→ **Instructions to follow**:
Without including any pictures, write out all the records word for word.

=-=-=-=-=

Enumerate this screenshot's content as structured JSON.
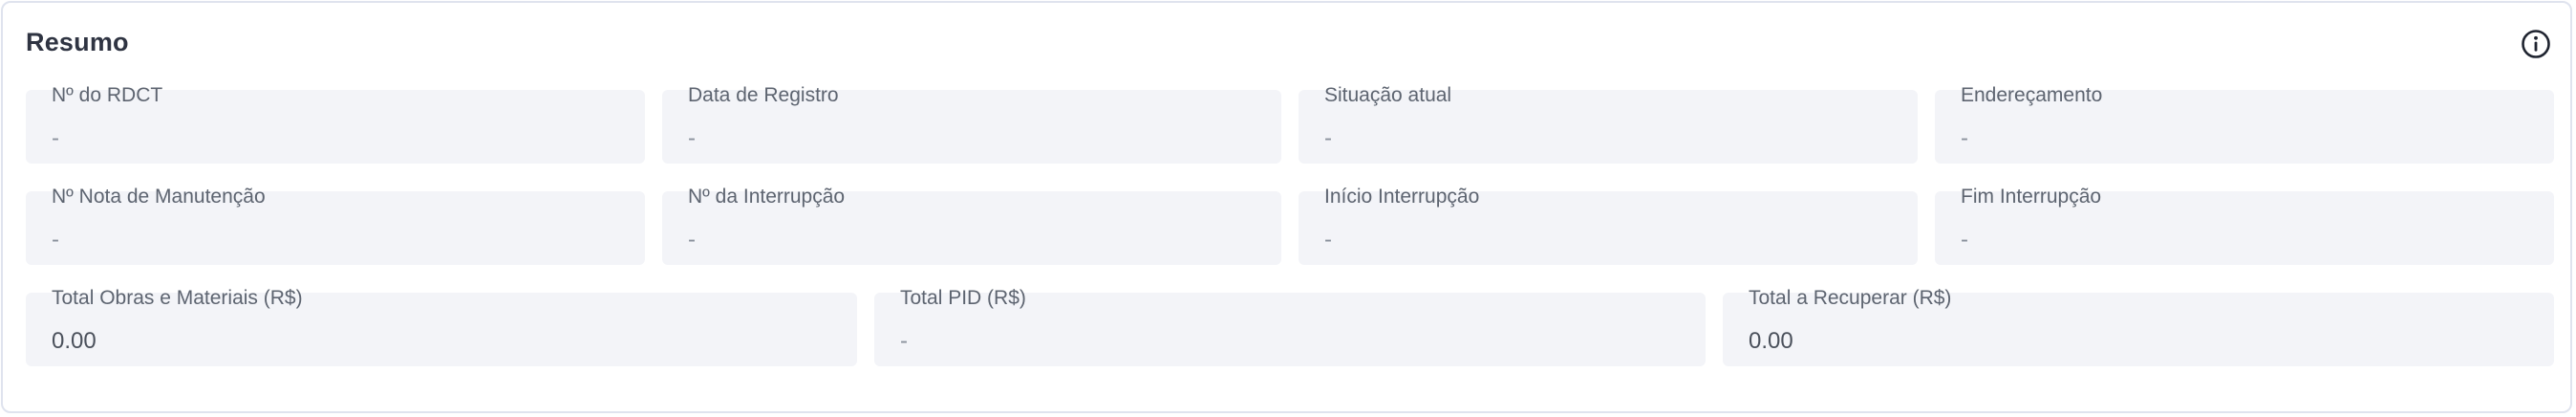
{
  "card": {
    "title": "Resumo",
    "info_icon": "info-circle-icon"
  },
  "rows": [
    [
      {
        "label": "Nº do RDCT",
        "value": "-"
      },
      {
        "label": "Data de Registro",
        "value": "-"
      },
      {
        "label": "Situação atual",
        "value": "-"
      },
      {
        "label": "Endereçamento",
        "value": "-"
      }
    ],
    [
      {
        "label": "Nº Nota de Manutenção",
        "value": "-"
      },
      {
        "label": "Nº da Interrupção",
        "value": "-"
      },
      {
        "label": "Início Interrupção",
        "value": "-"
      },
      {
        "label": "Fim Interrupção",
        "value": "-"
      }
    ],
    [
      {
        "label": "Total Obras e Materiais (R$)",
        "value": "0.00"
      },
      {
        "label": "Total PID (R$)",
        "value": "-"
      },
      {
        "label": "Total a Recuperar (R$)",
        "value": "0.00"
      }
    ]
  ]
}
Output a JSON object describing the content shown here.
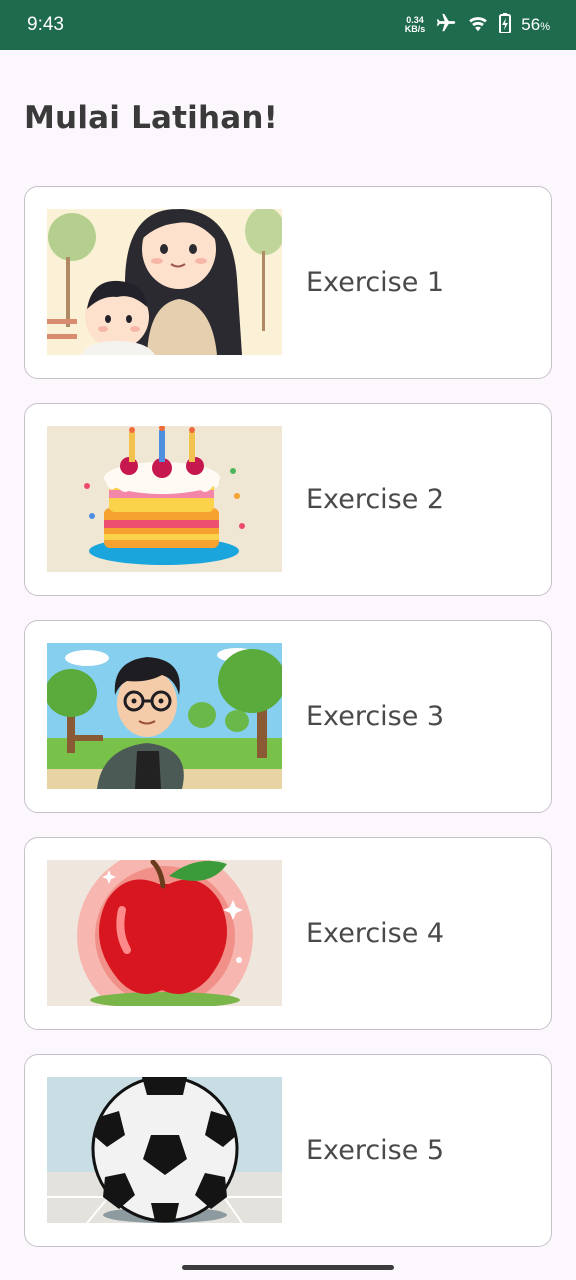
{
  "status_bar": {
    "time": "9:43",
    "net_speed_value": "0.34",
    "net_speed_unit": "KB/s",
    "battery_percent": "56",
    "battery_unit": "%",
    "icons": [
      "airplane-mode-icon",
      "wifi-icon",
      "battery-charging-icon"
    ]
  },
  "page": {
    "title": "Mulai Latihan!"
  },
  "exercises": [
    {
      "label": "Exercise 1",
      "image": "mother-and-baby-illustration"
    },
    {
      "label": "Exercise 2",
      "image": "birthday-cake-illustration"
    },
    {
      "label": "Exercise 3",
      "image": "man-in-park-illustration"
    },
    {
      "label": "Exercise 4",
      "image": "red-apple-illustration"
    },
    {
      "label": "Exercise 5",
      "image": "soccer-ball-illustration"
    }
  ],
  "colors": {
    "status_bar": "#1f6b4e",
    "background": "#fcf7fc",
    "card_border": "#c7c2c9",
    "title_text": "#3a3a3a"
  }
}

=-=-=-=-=

→ **Expected answer**:
Enumerate this screenshot's content as structured JSON.
{
  "card": {
    "title": "Resumo",
    "info_icon": "info-circle-icon"
  },
  "rows": [
    [
      {
        "label": "Nº do RDCT",
        "value": "-"
      },
      {
        "label": "Data de Registro",
        "value": "-"
      },
      {
        "label": "Situação atual",
        "value": "-"
      },
      {
        "label": "Endereçamento",
        "value": "-"
      }
    ],
    [
      {
        "label": "Nº Nota de Manutenção",
        "value": "-"
      },
      {
        "label": "Nº da Interrupção",
        "value": "-"
      },
      {
        "label": "Início Interrupção",
        "value": "-"
      },
      {
        "label": "Fim Interrupção",
        "value": "-"
      }
    ],
    [
      {
        "label": "Total Obras e Materiais (R$)",
        "value": "0.00"
      },
      {
        "label": "Total PID (R$)",
        "value": "-"
      },
      {
        "label": "Total a Recuperar (R$)",
        "value": "0.00"
      }
    ]
  ]
}
Output a JSON object describing the content shown here.
{
  "status_bar": {
    "time": "9:43",
    "net_speed_value": "0.34",
    "net_speed_unit": "KB/s",
    "battery_percent": "56",
    "battery_unit": "%",
    "icons": [
      "airplane-mode-icon",
      "wifi-icon",
      "battery-charging-icon"
    ]
  },
  "page": {
    "title": "Mulai Latihan!"
  },
  "exercises": [
    {
      "label": "Exercise 1",
      "image": "mother-and-baby-illustration"
    },
    {
      "label": "Exercise 2",
      "image": "birthday-cake-illustration"
    },
    {
      "label": "Exercise 3",
      "image": "man-in-park-illustration"
    },
    {
      "label": "Exercise 4",
      "image": "red-apple-illustration"
    },
    {
      "label": "Exercise 5",
      "image": "soccer-ball-illustration"
    }
  ],
  "colors": {
    "status_bar": "#1f6b4e",
    "background": "#fcf7fc",
    "card_border": "#c7c2c9",
    "title_text": "#3a3a3a"
  }
}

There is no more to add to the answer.